Section V — THE RESULTS
a) How did the work impact attitudes and behaviour?
The campaign #SOADULT was undoubtedly more than simply a step for Desjardins: It was the beginning of a new way to communicate with its clients. The initiative helped to reinforce Desjardins’ position as an empathic and modern voice amongst a demographic that is wary of financial institutions:
– 74% of the target sampled said that the campaign improved their perception of Desjardins
– 69% said that the campaign motivated them to do business with Desjardins
b) What Business Results did the work achieve for the client?
Objectives were surpassed within weeks. Compared to the same period in 2015, Desjardins saw:
– 20% fewer departures amongst the target, surpassing the objective of simply stabilizing them
– 3% increase in target acquisitions, surpassing the 1% objective
– 46% more sign-ups for the university student offer, surpassing the 20% objective
c) Other Pertinent Results
The videos have been viewed more than three million times, 20% organically. Over 10,000 comments, shares and likes were recorded on social media, strongly contributing to the campaign’s reach.
d) What was the campaign’s Return on Investment?
In the financial category, most consumers are usually loyal. Indeed, even if it is easy to switch a mortgage from a financial institution to another upon renewal, some products such as registered retirement savings plan are more complicated to move. Therefore, acquiring a new young member before they become too involved with another institution is priceless for Desjardins.
Moreover, the university student offer includes benefits that are not directly moneymaking for Desjardins: accounts with no monthly fees, credit cards with rewards at no fee, lines of credit at an attractive rate and exclusive advantages and discounts for Desjardins members.
Consequently, it is not possible to monetize the results.
Section VI — Proof of Campaign Effectiveness
a) Illustrate the direct cause and effect between the campaign and the results
The 2016 #SOADULT campaign results were compared to the results of an equivalent campaign the year before (same budget, same target, same period).
The quantitative post-test conducted online with Ad Hoc Research in November 2016 confirmed that:
– The overall net effectiveness of the 2016 #SOADULT campaign is 39%, which is excellent and well above Desjardins’ standards (12%).
– The message was clearly understood and the campaign was greatly appreciated by students (89%).
– Nearly three-quarters (74%) of students found that the campaign encouraged them to do business with Desjardins, which was an excellent result and above the standard (64%).
– Nearly one in two students (48%) was exposed to one of the banners, which exceeds the standard exposure of one in five respondents.
A qualitative perception analysis was also conducted by Desjardins:
– The videos generated considerable engagement and attracted very few negative comments, which is rare for a campaign with such wide distribution.
– The target audience often mentions their friends in their posts so that they see the message. This enabled us to spread the messaging “organically” and widen the scope by adding a social endorsement.
– The target market strongly identifies with the individuals in the videos and relates to the campaign (shares and comments such as “this is so me”).
– All the components of a successful social campaign were brought together: humour, format, relatable characters and precise targeting.
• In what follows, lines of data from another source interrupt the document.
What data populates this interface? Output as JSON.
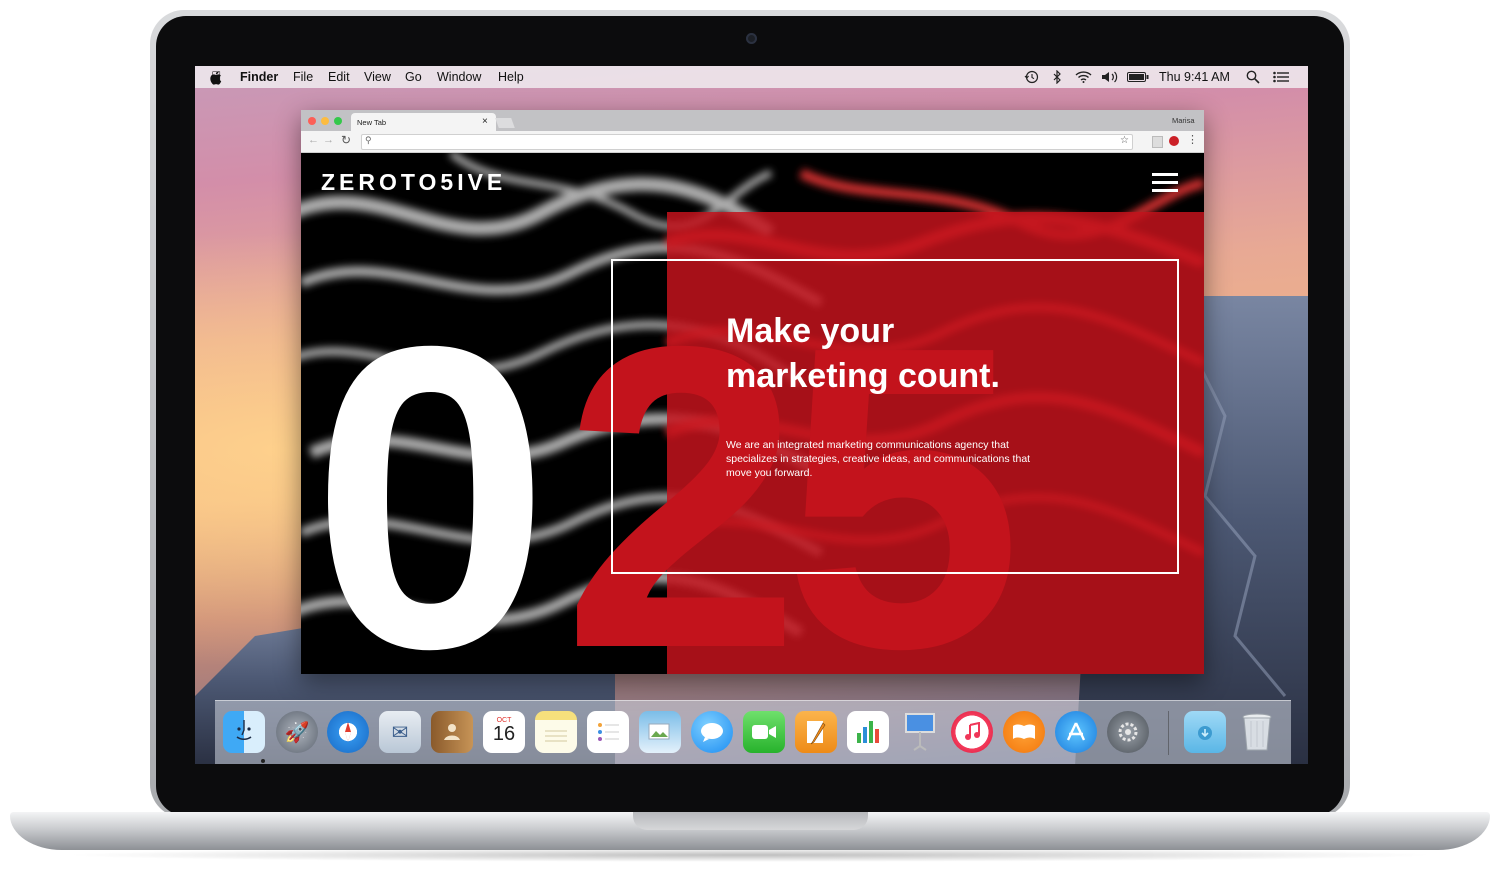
{
  "menubar": {
    "apple_icon": "apple-icon",
    "app_name": "Finder",
    "menus": [
      "File",
      "Edit",
      "View",
      "Go",
      "Window",
      "Help"
    ],
    "status_icons": [
      "time-machine-icon",
      "bluetooth-icon",
      "wifi-icon",
      "volume-icon",
      "battery-icon"
    ],
    "clock": "Thu 9:41 AM",
    "right_icons": [
      "spotlight-icon",
      "notification-center-icon"
    ]
  },
  "browser": {
    "tab_title": "New Tab",
    "tab_close": "×",
    "profile_name": "Marisa",
    "omnibox_value": "",
    "colors": {
      "close": "#fc5f57",
      "minimize": "#fdbc40",
      "zoom": "#34c84a"
    }
  },
  "website": {
    "logo": "ZEROTO5IVE",
    "hero_number_white": "0",
    "hero_number_red": "25",
    "headline_line1": "Make your",
    "headline_line2": "marketing count.",
    "subtext": "We are an integrated marketing communications agency that specializes in strategies, creative ideas, and communications that move you forward.",
    "accent_color": "#c3131c"
  },
  "dock": {
    "apps": [
      {
        "name": "Finder",
        "icon": "finder-icon"
      },
      {
        "name": "Launchpad",
        "icon": "launchpad-icon"
      },
      {
        "name": "Safari",
        "icon": "safari-icon"
      },
      {
        "name": "Mail",
        "icon": "mail-icon"
      },
      {
        "name": "Contacts",
        "icon": "contacts-icon"
      },
      {
        "name": "Calendar",
        "icon": "calendar-icon",
        "month": "OCT",
        "day": "16"
      },
      {
        "name": "Notes",
        "icon": "notes-icon"
      },
      {
        "name": "Reminders",
        "icon": "reminders-icon"
      },
      {
        "name": "Photo Booth",
        "icon": "photos-icon"
      },
      {
        "name": "Messages",
        "icon": "messages-icon"
      },
      {
        "name": "FaceTime",
        "icon": "facetime-icon"
      },
      {
        "name": "Pages",
        "icon": "pages-icon"
      },
      {
        "name": "Numbers",
        "icon": "numbers-icon"
      },
      {
        "name": "Keynote",
        "icon": "keynote-icon"
      },
      {
        "name": "iTunes",
        "icon": "itunes-icon"
      },
      {
        "name": "iBooks",
        "icon": "ibooks-icon"
      },
      {
        "name": "App Store",
        "icon": "app-store-icon"
      },
      {
        "name": "System Preferences",
        "icon": "system-preferences-icon"
      },
      {
        "name": "Downloads",
        "icon": "downloads-folder-icon"
      },
      {
        "name": "Trash",
        "icon": "trash-icon"
      }
    ]
  }
}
b) Prove the results were not driven by other factors
Campaign spend vs. history and competition:
– The competitive landscape didn’t change either—other university student offers remained the same.
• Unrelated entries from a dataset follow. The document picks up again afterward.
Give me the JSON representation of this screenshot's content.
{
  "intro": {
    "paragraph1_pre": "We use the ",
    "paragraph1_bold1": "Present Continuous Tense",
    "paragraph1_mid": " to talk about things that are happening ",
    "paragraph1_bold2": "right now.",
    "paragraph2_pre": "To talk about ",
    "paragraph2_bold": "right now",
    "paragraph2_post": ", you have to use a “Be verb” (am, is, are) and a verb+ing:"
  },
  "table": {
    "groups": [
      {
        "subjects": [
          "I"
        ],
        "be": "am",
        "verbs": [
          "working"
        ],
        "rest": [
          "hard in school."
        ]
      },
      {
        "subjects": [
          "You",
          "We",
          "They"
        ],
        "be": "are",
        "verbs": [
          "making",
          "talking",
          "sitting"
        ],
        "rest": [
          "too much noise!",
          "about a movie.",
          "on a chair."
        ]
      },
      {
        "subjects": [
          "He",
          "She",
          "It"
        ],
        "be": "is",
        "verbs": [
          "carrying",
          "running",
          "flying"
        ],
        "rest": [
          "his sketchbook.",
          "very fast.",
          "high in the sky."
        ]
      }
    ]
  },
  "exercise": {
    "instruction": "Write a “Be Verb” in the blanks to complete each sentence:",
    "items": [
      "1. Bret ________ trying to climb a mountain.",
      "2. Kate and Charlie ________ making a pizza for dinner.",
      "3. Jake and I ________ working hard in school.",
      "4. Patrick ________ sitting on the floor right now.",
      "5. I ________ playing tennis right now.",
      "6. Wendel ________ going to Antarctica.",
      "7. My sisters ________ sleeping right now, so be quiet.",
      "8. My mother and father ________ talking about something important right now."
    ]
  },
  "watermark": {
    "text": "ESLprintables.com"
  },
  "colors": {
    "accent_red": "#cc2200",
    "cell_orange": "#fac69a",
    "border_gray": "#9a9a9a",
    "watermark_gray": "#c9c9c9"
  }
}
Pre-existing Brand momentum:
– Back-to-school has always been the peak season, therefore business results weren’t simply moved between time periods.
– The business results were not a continuation of prior trends as membership is declining overall at Desjardins.
Changes in Distribution/Availability:
– There was no change within the Desjardins university student offer compared to the previous year.
Unusual Promotional Activity:
There was no unusual promotional activity from Desjardins during the same period.
Any other factors:
The 2016 #SOADULT campaign results were compared to the results of an equivalent campaign the year before (same budget, same target, same period)